• [What you are asked to do]: Your answer should be one number: the count of lines below that contain "Switchstatement".
# # #
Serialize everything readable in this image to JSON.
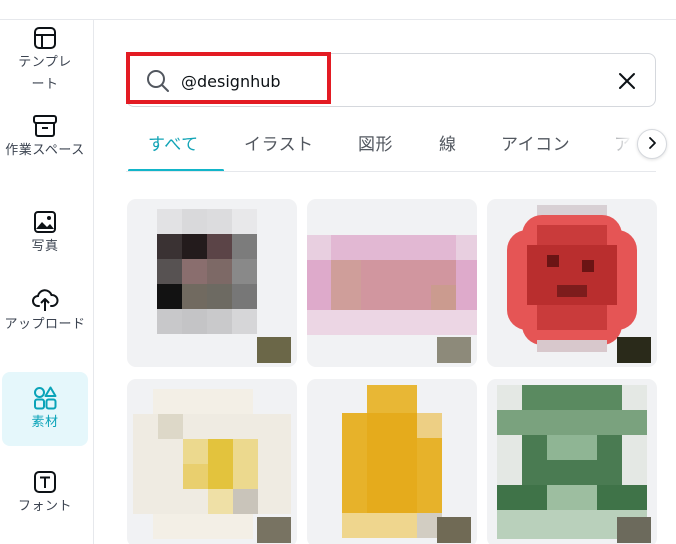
{
  "sidebar": {
    "items": [
      {
        "label": "テンプレート",
        "icon": "template-icon"
      },
      {
        "label": "作業スペース",
        "icon": "archive-icon"
      },
      {
        "label": "写真",
        "icon": "image-icon"
      },
      {
        "label": "アップロード",
        "icon": "cloud-upload-icon"
      },
      {
        "label": "素材",
        "icon": "elements-icon",
        "active": true
      },
      {
        "label": "フォント",
        "icon": "text-icon"
      }
    ]
  },
  "search": {
    "value": "@designhub",
    "icon": "search-icon",
    "clear_icon": "close-icon"
  },
  "tabs": [
    {
      "label": "すべて",
      "active": true
    },
    {
      "label": "イラスト"
    },
    {
      "label": "図形"
    },
    {
      "label": "線"
    },
    {
      "label": "アイコン"
    },
    {
      "label": "アニ"
    }
  ],
  "colors": {
    "accent": "#12a4b6",
    "highlight": "#e31b23"
  },
  "results": [
    {
      "name": "dark-photo"
    },
    {
      "name": "pink-banner"
    },
    {
      "name": "red-circle"
    },
    {
      "name": "white-yellow"
    },
    {
      "name": "yellow-egg"
    },
    {
      "name": "green-grid"
    }
  ]
}
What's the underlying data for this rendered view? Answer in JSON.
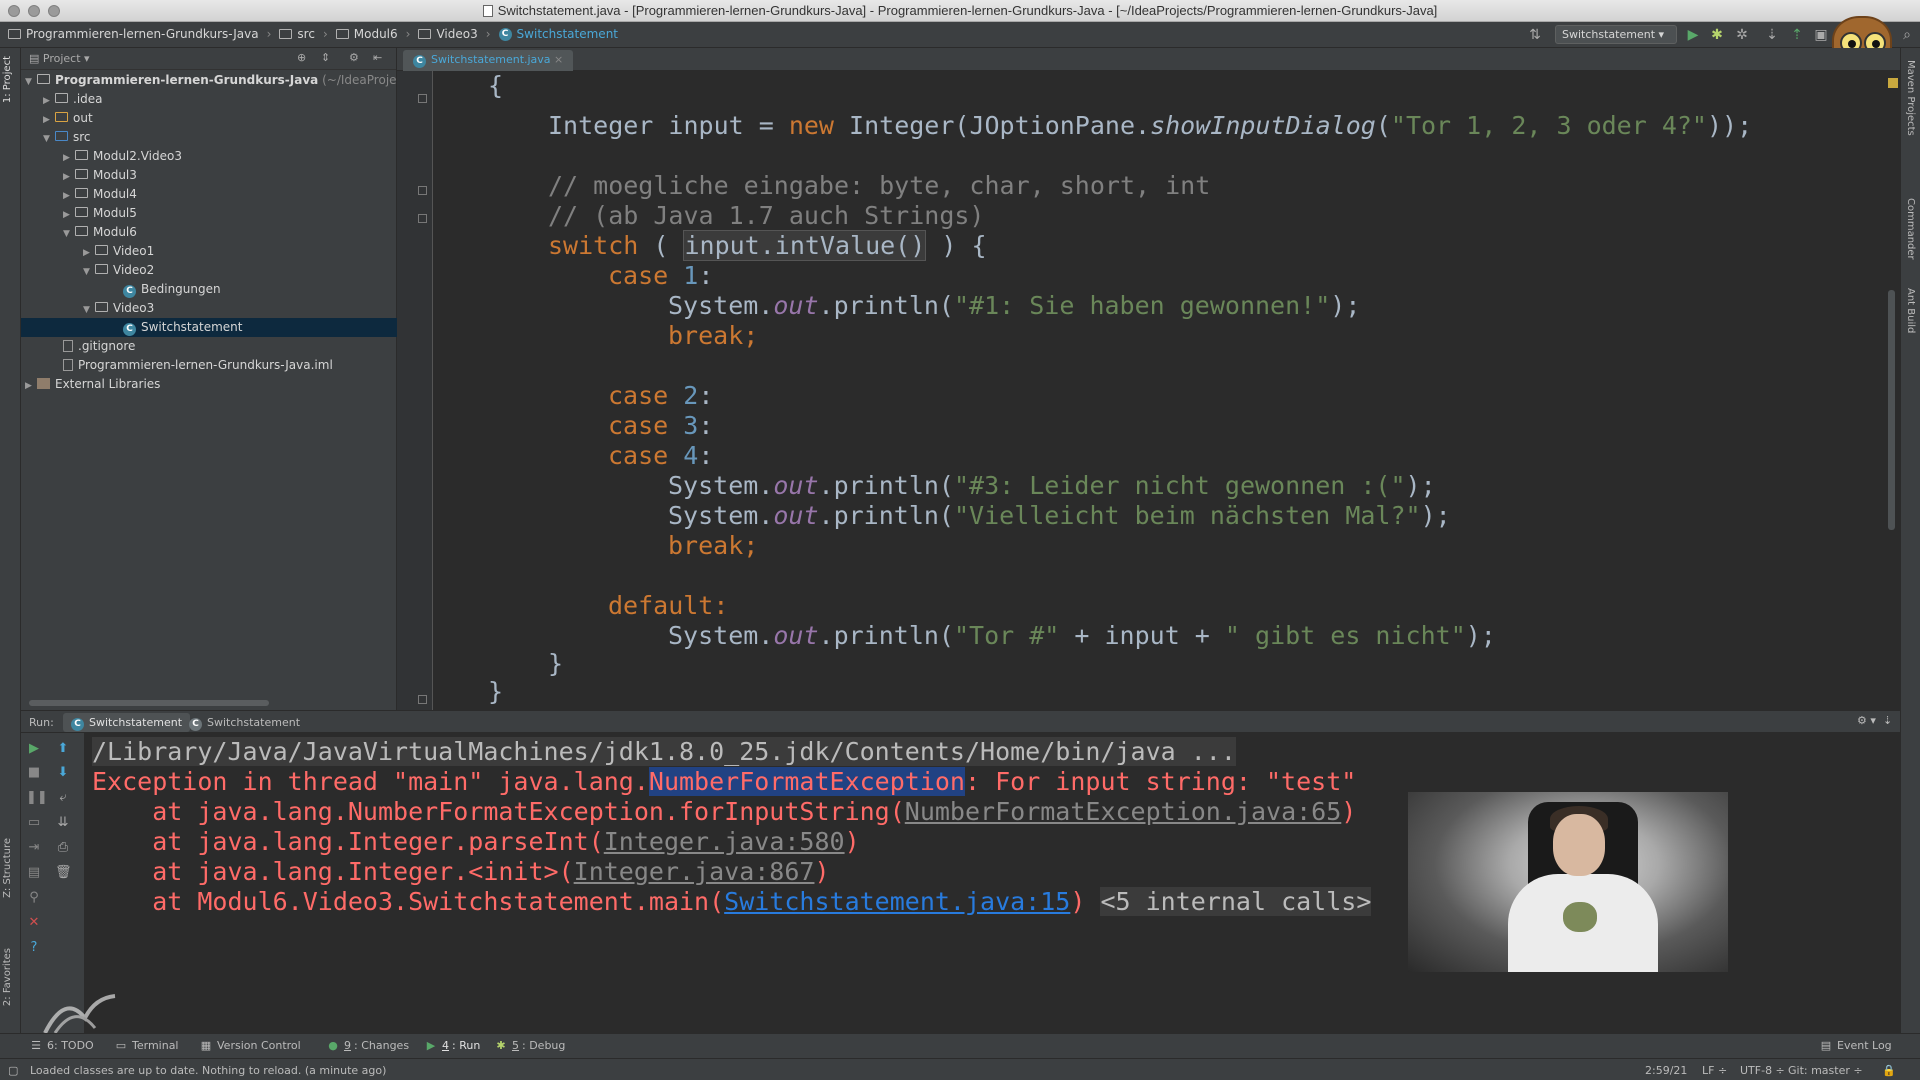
{
  "window": {
    "title": "Switchstatement.java - [Programmieren-lernen-Grundkurs-Java] - Programmieren-lernen-Grundkurs-Java - [~/IdeaProjects/Programmieren-lernen-Grundkurs-Java]"
  },
  "navbar": {
    "crumbs": [
      "Programmieren-lernen-Grundkurs-Java",
      "src",
      "Modul6",
      "Video3",
      "Switchstatement"
    ],
    "run_config": "Switchstatement"
  },
  "left_strip": {
    "project_tab": "1: Project",
    "structure_tab": "Z: Structure",
    "favorites_tab": "2: Favorites"
  },
  "right_strip": {
    "maven_tab": "Maven Projects",
    "commander_tab": "Commander",
    "ant_tab": "Ant Build"
  },
  "project": {
    "header": "Project",
    "root_name": "Programmieren-lernen-Grundkurs-Java",
    "root_path": "(~/IdeaProjec",
    "items": [
      {
        "label": ".idea"
      },
      {
        "label": "out"
      },
      {
        "label": "src"
      },
      {
        "label": "Modul2.Video3"
      },
      {
        "label": "Modul3"
      },
      {
        "label": "Modul4"
      },
      {
        "label": "Modul5"
      },
      {
        "label": "Modul6"
      },
      {
        "label": "Video1"
      },
      {
        "label": "Video2"
      },
      {
        "label": "Bedingungen"
      },
      {
        "label": "Video3"
      },
      {
        "label": "Switchstatement"
      },
      {
        "label": ".gitignore"
      },
      {
        "label": "Programmieren-lernen-Grundkurs-Java.iml"
      },
      {
        "label": "External Libraries"
      }
    ]
  },
  "editor": {
    "tab": "Switchstatement.java",
    "lines": {
      "l0": "{",
      "l1a": "Integer input = ",
      "l1b": "new",
      "l1c": " Integer(JOptionPane.",
      "l1d": "showInputDialog",
      "l1e": "(",
      "l1f": "\"Tor 1, 2, 3 oder 4?\"",
      "l1g": "));",
      "l2": "// moegliche eingabe: byte, char, short, int",
      "l3": "// (ab Java 1.7 auch Strings)",
      "l4a": "switch",
      "l4b": " ( ",
      "l4c": "input.intValue()",
      "l4d": " ) {",
      "case": "case",
      "n1": "1",
      "n2": "2",
      "n3": "3",
      "n4": "4",
      "colon": ":",
      "sys": "System.",
      "out": "out",
      "println": ".println(",
      "s1": "\"#1: Sie haben gewonnen!\"",
      "s3": "\"#3: Leider nicht gewonnen :(\"",
      "s4": "\"Vielleicht beim nächsten Mal?\"",
      "end": ");",
      "brk": "break;",
      "def": "default:",
      "s5a": "\"Tor #\"",
      "s5b": " + input + ",
      "s5c": "\" gibt es nicht\"",
      "close1": "}",
      "close2": "}"
    }
  },
  "run": {
    "label": "Run:",
    "tabs": [
      "Switchstatement",
      "Switchstatement"
    ],
    "console": {
      "cmd": "/Library/Java/JavaVirtualMachines/jdk1.8.0_25.jdk/Contents/Home/bin/java ...",
      "ex_a": "Exception in thread \"main\" java.lang.",
      "ex_b": "NumberFormatException",
      "ex_c": ": For input string: \"test\"",
      "t1a": "    at java.lang.NumberFormatException.forInputString(",
      "t1b": "NumberFormatException.java:65",
      "t1c": ")",
      "t2a": "    at java.lang.Integer.parseInt(",
      "t2b": "Integer.java:580",
      "t2c": ")",
      "t3a": "    at java.lang.Integer.<init>(",
      "t3b": "Integer.java:867",
      "t3c": ")",
      "t4a": "    at Modul6.Video3.Switchstatement.main(",
      "t4b": "Switchstatement.java:15",
      "t4c": ") ",
      "t4d": "<5 internal calls>"
    }
  },
  "bottom_tabs": {
    "todo": "6: TODO",
    "terminal": "Terminal",
    "vcs": "Version Control",
    "changes_u": "9",
    "changes": ": Changes",
    "run_u": "4",
    "run": ": Run",
    "debug_u": "5",
    "debug": ": Debug",
    "event_log": "Event Log"
  },
  "status": {
    "message": "Loaded classes are up to date. Nothing to reload. (a minute ago)",
    "position": "2:59/21",
    "line_sep": "LF ÷",
    "encoding": "UTF-8 ÷",
    "git": "Git: master ÷"
  }
}
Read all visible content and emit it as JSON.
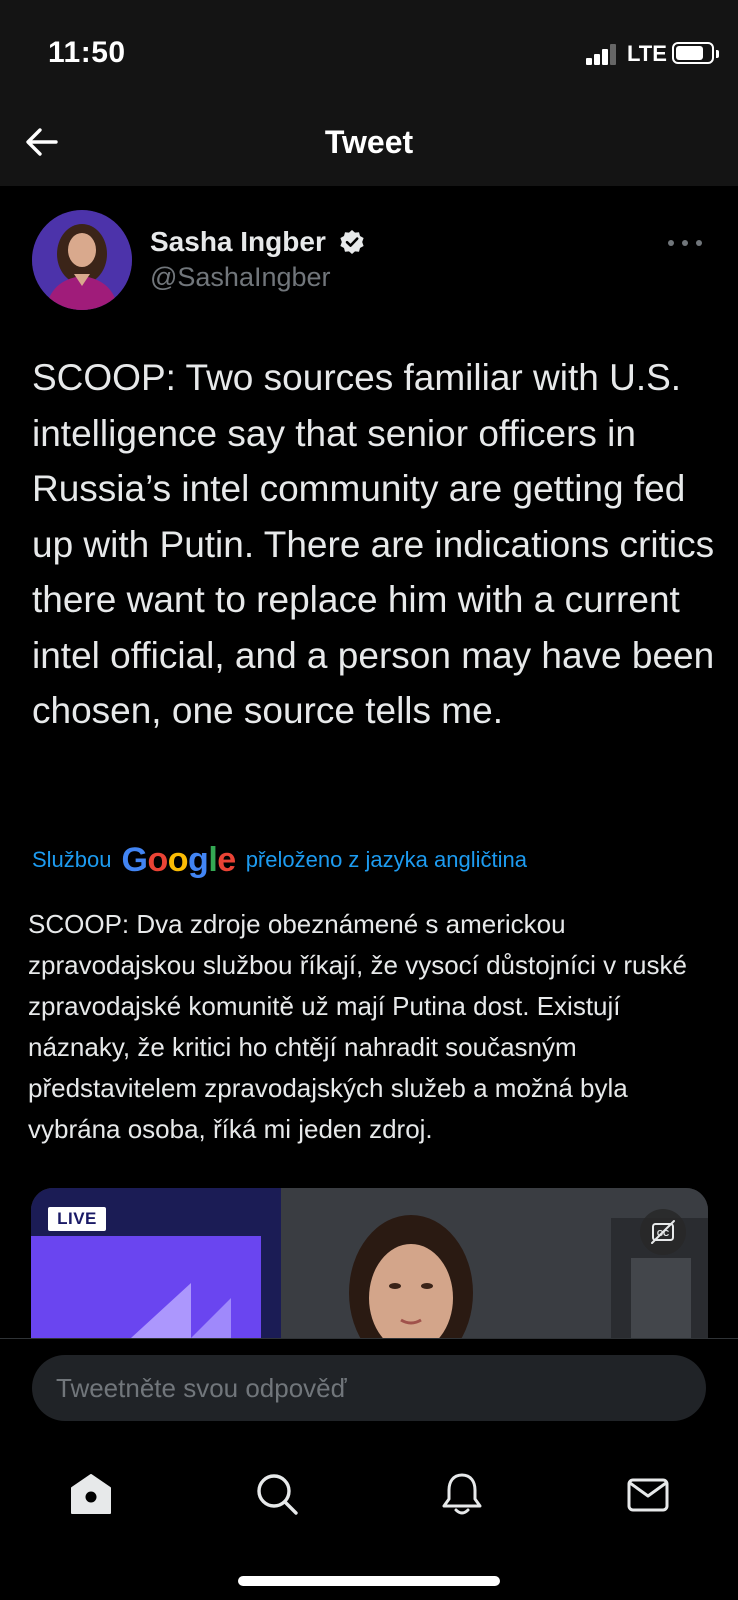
{
  "status_bar": {
    "time": "11:50",
    "network": "LTE"
  },
  "header": {
    "title": "Tweet",
    "back_icon": "arrow-left-icon"
  },
  "tweet": {
    "author_name": "Sasha Ingber",
    "author_handle": "@SashaIngber",
    "verified": true,
    "text": "SCOOP: Two sources familiar with U.S. intelligence say that senior officers in Russia’s intel community are getting fed up with Putin. There are indications critics there want to replace him with a current intel official, and a person may have been chosen, one source tells me.",
    "translation": {
      "prefix": "Službou",
      "provider": "Google",
      "suffix": "přeloženo z jazyka angličtina",
      "text": "SCOOP: Dva zdroje obeznámené s americkou zpravodajskou službou říkají, že vysocí důstojníci v ruské zpravodajské komunitě už mají Putina dost. Existují náznaky, že kritici ho chtějí nahradit současným představitelem zpravodajských služeb a možná byla vybrána osoba, říká mi jeden zdroj."
    },
    "media": {
      "badge": "LIVE",
      "cc_icon": "closed-captions-off-icon"
    }
  },
  "reply": {
    "placeholder": "Tweetněte svou odpověď"
  },
  "tab_bar": {
    "items": [
      "home-icon",
      "search-icon",
      "notifications-icon",
      "messages-icon"
    ]
  },
  "colors": {
    "background": "#000000",
    "header_background": "#141414",
    "text_primary": "#e7e9ea",
    "text_secondary": "#71767b",
    "accent": "#1d9bf0",
    "google_blue": "#4285F4",
    "google_red": "#EA4335",
    "google_yellow": "#FBBC05",
    "google_green": "#34A853"
  }
}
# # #
• [The answer]: 9